The employees at Crooked Beat are generally friendly, knowledgeable and happy to give costumers suggestions and help them discover music they might not have been drawn to automatically. Overall, Crooked Beat offers an amazing variety of records for a high price. This store is excellent for any serious vinyl enthusiast.

Located on 2116 18th St NW, Crooked Beat Records is open Monday from 1:30 p.m. to 8 p.m., Tuesday through Saturday from 12 p.m. to 9 p.m. and Sunday from 12 p.m. to 7 p.m.

Red Onion Records and Books:

Located in Dupont Circle, this little store is the most budget friendly shop for a high school vinyl lover. Though the shop is a bit disorganized and doesn’t have a very extensive selection, any classic rock enthusiast will feel right at home in Red Onion. The store also sells a lot of local records, especially punk bands.

The shelf of free books is one of the perks of Red Onion Records and Books. The low prices won't be too tough on a high schooler's budget. Photo by Emily Baker.

One perk of the store is the shelves of random books that any customer can load up on for free. The low prices at Red Onion allowed me to walk away with a Rolling Stones 2 disc LP (though one of the discs was missing), a Sentridoh 7” single and a book all for only $5. The staff is approachable and friendly, and even other customers are happy to give music recommendations. This amiable neighborhood store is perfect for those looking to add inexpensive staples to their vinyl collection.
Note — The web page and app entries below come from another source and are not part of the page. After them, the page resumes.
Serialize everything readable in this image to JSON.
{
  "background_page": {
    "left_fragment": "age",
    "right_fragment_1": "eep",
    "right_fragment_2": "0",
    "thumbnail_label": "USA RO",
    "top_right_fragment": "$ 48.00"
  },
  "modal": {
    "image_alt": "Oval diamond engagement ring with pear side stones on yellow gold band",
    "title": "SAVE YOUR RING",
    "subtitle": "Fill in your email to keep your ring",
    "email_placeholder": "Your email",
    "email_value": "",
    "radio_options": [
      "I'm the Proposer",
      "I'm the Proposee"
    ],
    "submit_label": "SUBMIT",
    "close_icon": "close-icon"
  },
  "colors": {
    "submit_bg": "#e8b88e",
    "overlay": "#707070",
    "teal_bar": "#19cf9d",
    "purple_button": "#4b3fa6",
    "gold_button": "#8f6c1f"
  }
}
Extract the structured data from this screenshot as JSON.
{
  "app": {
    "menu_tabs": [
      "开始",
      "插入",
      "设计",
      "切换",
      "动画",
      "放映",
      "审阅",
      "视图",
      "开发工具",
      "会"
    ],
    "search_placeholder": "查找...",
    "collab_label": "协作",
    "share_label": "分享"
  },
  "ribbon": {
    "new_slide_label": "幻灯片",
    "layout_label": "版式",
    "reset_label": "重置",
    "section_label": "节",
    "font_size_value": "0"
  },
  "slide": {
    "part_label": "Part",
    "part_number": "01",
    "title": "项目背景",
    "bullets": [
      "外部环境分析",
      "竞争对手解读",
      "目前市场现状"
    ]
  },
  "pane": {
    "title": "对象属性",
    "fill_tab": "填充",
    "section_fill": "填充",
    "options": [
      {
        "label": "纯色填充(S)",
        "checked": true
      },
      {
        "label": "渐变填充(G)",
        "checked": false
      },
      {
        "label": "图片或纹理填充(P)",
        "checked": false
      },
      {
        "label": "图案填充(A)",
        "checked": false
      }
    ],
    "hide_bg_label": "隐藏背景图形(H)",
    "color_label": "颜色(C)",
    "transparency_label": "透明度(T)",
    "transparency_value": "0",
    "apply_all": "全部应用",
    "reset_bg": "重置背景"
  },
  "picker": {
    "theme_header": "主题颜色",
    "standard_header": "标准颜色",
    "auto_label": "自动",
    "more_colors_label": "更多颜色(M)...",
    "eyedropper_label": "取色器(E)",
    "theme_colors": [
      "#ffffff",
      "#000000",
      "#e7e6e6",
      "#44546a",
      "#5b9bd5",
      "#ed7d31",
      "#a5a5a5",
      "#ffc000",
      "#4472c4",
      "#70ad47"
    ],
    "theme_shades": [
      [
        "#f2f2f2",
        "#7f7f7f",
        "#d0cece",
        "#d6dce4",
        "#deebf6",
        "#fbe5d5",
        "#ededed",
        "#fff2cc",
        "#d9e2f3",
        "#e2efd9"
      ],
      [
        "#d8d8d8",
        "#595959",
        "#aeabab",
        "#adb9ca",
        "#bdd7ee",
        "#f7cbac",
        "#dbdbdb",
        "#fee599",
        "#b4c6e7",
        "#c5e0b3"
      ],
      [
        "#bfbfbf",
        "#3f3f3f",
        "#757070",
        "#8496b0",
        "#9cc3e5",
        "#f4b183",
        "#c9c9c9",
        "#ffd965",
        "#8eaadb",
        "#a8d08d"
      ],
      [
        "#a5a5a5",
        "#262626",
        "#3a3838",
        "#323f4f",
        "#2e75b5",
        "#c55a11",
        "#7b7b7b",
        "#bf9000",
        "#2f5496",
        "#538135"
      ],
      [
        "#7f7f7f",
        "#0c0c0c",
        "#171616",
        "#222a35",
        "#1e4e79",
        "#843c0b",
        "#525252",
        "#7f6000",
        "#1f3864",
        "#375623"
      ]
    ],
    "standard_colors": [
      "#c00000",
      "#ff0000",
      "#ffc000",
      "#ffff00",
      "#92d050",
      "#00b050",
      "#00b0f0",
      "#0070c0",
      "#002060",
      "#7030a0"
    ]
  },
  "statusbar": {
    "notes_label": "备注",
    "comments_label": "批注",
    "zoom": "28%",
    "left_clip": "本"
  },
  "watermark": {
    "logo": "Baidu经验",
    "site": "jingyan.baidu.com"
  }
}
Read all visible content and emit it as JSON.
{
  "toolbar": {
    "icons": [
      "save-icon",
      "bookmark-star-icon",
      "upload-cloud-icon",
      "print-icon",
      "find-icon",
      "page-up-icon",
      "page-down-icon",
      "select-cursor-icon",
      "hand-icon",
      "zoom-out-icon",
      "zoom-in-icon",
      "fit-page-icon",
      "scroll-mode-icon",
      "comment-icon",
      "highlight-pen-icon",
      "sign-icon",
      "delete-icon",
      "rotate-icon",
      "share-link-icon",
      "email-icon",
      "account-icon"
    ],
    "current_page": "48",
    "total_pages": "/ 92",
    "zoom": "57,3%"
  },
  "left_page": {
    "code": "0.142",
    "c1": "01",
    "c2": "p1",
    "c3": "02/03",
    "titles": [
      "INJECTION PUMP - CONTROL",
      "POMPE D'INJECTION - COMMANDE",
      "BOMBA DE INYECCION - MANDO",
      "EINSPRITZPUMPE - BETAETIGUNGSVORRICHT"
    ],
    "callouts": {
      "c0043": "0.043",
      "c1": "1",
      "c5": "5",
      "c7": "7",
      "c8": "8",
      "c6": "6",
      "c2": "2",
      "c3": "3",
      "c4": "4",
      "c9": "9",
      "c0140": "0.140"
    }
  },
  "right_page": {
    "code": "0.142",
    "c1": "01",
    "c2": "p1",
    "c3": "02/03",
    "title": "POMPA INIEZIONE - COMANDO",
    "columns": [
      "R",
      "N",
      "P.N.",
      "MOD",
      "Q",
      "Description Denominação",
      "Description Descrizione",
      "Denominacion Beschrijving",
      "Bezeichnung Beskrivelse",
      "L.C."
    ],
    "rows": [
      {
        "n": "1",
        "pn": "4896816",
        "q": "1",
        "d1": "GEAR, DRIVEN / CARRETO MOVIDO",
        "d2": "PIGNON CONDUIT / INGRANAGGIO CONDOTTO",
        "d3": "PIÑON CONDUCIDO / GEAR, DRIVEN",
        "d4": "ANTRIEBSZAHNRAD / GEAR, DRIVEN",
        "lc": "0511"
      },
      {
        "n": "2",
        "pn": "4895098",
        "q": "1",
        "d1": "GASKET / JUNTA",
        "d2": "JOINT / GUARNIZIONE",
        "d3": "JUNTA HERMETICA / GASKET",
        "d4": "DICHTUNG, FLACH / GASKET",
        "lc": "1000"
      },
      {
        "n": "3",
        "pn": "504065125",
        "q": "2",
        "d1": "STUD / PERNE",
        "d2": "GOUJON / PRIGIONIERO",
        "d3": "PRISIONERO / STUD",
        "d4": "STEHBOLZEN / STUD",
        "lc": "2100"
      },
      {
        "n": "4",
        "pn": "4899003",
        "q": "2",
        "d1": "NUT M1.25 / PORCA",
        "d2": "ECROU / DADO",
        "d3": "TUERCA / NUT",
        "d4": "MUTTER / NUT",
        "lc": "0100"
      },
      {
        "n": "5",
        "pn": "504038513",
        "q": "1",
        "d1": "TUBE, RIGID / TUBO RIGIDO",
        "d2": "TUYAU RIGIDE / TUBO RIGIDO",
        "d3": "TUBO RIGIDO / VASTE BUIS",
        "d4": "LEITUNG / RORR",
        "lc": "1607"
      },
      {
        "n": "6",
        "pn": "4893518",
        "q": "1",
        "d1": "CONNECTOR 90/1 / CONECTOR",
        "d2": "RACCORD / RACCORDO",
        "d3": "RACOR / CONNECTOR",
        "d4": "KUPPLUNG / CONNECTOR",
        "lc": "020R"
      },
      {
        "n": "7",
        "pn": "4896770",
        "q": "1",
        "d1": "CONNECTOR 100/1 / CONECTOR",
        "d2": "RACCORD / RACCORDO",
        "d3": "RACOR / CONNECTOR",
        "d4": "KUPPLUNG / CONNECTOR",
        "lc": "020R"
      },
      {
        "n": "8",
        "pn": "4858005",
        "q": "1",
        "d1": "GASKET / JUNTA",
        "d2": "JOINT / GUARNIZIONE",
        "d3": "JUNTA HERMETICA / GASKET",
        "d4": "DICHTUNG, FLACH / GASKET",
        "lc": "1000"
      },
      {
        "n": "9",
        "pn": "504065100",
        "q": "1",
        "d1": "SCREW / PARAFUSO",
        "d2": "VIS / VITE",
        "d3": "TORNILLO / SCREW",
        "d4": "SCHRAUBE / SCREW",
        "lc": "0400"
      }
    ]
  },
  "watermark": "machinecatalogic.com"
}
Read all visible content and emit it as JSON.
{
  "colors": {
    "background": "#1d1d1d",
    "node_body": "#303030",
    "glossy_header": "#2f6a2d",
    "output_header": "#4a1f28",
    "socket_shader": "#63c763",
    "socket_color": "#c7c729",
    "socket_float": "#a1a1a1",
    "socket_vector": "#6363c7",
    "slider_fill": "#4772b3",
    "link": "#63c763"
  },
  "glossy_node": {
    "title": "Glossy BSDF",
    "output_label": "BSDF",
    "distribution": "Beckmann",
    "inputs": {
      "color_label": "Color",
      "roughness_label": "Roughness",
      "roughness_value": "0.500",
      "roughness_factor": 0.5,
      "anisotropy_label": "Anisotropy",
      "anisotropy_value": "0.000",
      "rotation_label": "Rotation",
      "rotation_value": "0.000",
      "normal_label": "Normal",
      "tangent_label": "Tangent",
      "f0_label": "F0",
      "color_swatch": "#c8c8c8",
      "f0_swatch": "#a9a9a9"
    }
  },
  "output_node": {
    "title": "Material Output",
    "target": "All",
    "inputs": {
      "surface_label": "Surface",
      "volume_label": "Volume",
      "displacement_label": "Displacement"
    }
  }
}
Located on 1901 18th Street NW, Red Onion Records and Books is open Monday through Saturday from 12 p.m. to 7 p.m. and Sunday from 12 p.m. to 5 p.m.